Heavy snow that could cause disruption has hit parts of the country.
It is “bitterly cold” as strong easterly winds from Ukraine and the Black Sea area are spilling across the UK on Sunday, the Met Office said.
The east plus London and the south-east of England are covered by amber warnings of snow through to Monday lunchtime, which predict possible widespread travel disruption and possible power cuts.
Various warnings for snow and ice across eastern areas the length of Britain are in place until Wednesday.
The Met Office said Sunday started “on a wintry note in some areas, with rain turning increasingly to snow across the south-east of the UK, and snow showers feeding into the north-east.”
The winds made it feel like there were sub-zero temperatures across the country on Sunday while Monday is set to be another cold day with some places struggling to get much above freezing, the Met Office said.
The forecasters have warned of “significant disruptive snowfall” and gale-force winds in the south-east of England, with up to 30cm of snow possible in the Downs of Kent and the North Downs.
Storm Darcy is the low pressure system that is bringing heavy snow and strong winds to East Anglia and south-east England, the Met Office said.
Essex, Norfolk, Suffolk, Kent and Medway are all regions which are set to be hit by an “area of widespread, persistent and occasionally heavy snow” through to Monday, according to the amber warning.
There is also the potential for some significant accumulations across eastern parts of Norfolk, Suffolk, Essex and Kent.
The warning adds: “Accumulations of snow will be widely 5-10cm with 15-20cm in places and a small chance of 25-30cm for a few sites.
“Very strong easterly winds with gusts of 40-45mph inland and 50-55mph along north-east facing coasts will also lead to drifting of lying snow.
“During Monday morning the snow will turn more intermittent before gradually easing.”
The cold snap driven by the easterly winds is not expected to be as widespread as the Beast from the East in 2018.
Met Office meteorologist Sarah Kent said: “The air will be cold but it will not be as bitingly cold as it was back in 2018.”
Glasgow City Council said it had sent its gritters on Saturday evening to outlying priority routes and areas around vaccine centres in light of the “chilly” time ahead.

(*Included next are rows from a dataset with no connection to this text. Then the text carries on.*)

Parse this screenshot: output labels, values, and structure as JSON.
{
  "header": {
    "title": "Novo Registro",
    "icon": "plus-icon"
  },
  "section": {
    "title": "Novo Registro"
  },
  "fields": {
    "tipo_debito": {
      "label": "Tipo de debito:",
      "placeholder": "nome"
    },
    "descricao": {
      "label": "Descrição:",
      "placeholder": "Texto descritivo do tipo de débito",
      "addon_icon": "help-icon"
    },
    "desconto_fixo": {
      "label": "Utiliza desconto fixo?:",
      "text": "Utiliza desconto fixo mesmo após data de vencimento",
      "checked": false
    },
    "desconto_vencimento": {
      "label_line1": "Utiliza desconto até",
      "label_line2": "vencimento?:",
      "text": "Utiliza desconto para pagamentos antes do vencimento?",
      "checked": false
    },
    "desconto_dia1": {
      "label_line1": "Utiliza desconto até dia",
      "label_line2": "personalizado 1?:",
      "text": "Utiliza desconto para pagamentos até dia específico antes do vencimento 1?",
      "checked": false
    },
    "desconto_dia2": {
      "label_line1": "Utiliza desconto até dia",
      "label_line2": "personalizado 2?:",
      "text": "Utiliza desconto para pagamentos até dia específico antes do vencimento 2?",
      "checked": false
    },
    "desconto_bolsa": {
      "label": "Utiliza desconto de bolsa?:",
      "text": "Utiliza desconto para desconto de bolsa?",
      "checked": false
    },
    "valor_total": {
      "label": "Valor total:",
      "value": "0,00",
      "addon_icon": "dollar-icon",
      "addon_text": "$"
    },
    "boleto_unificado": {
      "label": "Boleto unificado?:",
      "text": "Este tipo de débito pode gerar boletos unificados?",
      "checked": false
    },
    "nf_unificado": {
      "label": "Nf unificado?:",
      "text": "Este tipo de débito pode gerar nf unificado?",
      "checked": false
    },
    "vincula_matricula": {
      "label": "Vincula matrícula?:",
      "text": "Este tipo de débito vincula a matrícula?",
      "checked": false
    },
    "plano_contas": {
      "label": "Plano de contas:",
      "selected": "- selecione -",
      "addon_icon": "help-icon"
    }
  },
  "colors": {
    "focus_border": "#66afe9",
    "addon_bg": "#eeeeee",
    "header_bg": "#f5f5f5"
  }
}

It comes as many parts of Scotland and north-east England could see 2cm to 5cm of snow, with 10cm to 15cm possible in regions above 200m.
Roads may become blocked by deep snow, with the possibility of stranded vehicles and passengers.
The Essex Partnership University NHS Foundation Trust said its Colchester-based vaccination centre at the Jobserve Community Stadium was closed due to the snow.
Southeastern Rail strongly advised passengers not to attempt to travel on its network on Sunday or Monday.
It said the Maidstone East line will be closed on Monday and added: “Given the severity of the forecast some routes are closed with no replacement transport available.”
Southern Railway said it had cancelled trains on two of its routes.
Recent rainy weather on unstable rocks have triggered a series of cliff falls this weekend prompting the coastguard to warn people to stay away from some seaside areas.
Cliff falls were also reported at Aycliffe, Kent, in Scatby, Norfolk, and there was a rock slip at Sheps Hollow near Swanage, Dorset.
A large gap also had to be cordoned off on the coastal path between Seaford Head and Hope Gap in Kent this weekend, the coastguard said.
Public Health England (PHE) has issued a cold weather alert for the whole of England through to Wednesday and urged people to check on frail or older neighbours or relatives, especially those living alone or who have serious illnesses.
Dr Owen Landeg, of PHE, said: “Cold weather isn’t just uncomfortable, it can have a serious impact on health.
“For older people and those with heart and lung problems, it can increase the risks of heart attacks, strokes and chest infections.”